by Mark Ulyseas
In Gethsemane: Transcripts of a Journey www.amazon.co.in
The Tandava dance continues on the hour every hour ever since one set up home in Camelot. Eastern mysticism pickled in western sensibilities and spiced by parasites in paradise. Seasons mingle with ceremonies, colorful pageantry and cuisine that never ceases to tickle the taste buds.
My village Ubud is at the crossroads of culture, religiosity and an enchanting decadence. Its ethos permeates all living things with delightful and sometimes unpredictable results. The rain drenched kebayas, exquisite offerings, sweet whisperings and smiles jostle with the rhythm of the Gamelan. The symphony of the saints is all pervasive. Some see it, some do not but all feel it within…the wretchedness of existence sugar coated by the vibrant living breathing sensuality that is Balinese. It is the essence without which one cannot savor the luscious fruits of Bali.
The numerous eateries on every street offer a variety of temptations and the rice field views of subsistence farmers toiling the good earth seduce many a lotus eater away from the reality of the daily struggle for survival. And the evenings of salsa, jazz and rock music ignite the senses of aliens in Camelot.
Behind the veil of the obvious are a people who have withstood the onslaught of invasive ‘cultures’ by the process of osmosis. Evolution of the arts has been one of the side effects, so are the connubial connections – cross fertilization of thoughts and genes adding a vital ingredient to the never ending story…a tale of beauty, love, family and homage to Gods and Goddesses.
The languid days and humid nights lying breathless across perfumed sheets dreaming forbidden dreams with the wind blowing through the trees like a lover’s hand through one’s hair; and the crowing of cockerels in the dark make up the kaleidoscope of my life in this village of green and gold.
But this is not heaven nor is it hell. Ubud is the prime meridian between good and bad, excess and in excess, love and hate, beauty and the beast, benign spirits and malevolent forces. However, there are moments of esoteric enemas and enlightenment that possess unsuspecting outsiders. Some survive the taunts of the demons and blossom like frangipani; others retreat to the confines of draught on tap, morphing into overflowing amphorae; while a select few fade into the verdant surroundings like chameleons hiding from predators.

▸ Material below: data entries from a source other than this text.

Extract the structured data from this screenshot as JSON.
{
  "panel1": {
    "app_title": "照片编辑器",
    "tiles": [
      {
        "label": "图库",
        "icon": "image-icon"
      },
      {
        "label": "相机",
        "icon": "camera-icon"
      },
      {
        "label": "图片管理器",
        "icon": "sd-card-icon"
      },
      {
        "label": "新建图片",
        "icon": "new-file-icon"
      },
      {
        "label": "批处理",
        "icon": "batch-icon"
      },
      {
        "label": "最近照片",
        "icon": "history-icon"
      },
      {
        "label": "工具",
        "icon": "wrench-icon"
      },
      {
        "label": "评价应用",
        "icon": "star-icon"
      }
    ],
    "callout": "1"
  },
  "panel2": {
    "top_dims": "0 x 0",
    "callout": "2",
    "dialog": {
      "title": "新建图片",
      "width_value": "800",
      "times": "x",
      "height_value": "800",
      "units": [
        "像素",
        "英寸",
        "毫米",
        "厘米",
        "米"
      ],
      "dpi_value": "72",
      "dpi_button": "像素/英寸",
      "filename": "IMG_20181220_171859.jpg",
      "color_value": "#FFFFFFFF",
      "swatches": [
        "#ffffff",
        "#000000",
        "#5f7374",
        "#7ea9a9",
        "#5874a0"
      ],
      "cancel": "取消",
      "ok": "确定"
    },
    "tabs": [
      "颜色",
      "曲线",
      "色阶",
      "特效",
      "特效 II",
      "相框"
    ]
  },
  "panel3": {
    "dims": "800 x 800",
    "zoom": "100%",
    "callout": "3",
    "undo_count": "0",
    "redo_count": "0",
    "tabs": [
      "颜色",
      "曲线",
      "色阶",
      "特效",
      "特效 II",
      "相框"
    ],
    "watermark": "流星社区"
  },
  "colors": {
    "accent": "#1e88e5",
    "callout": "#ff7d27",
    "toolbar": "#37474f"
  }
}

Serendipity is being shaken by the malignancy of ‘wanting’ slowly creeping into the sinews of the village, a need to progress with the sterility of modern toys like hand phones.
Will ringtones drown out the sound of the Gamelan? And will the incursions into the membrane of this society like rice fields being sold to outsiders jeopardize the way of life in the village? What about the Balinese language that is slowly slipping into oblivion with street jargon crowding the ether waves?
The answer to these questions probably lies in the corner stone of its prevailing culture – Tri Hita Karana. Exponents and practitioners stand firm against change by adhering to its basic tenets. This is heartening for it is in these people that one seeks refuge from unbridled consumerism that has infiltrated homes through the medium of the massage…television.
What better entertainment can there be than live Gamelan and Genjek, Kecak and Jangger, visits to the local market, cooking classes or chilling out sipping kopi Bali and playing chess?
Let’s not talk about walks in the rice fields, please. For every so often when people walk through them, more fields of my village green and gold are bought by the highest bidder for villas of vanity.
Om Shanti Shanti Shanti Om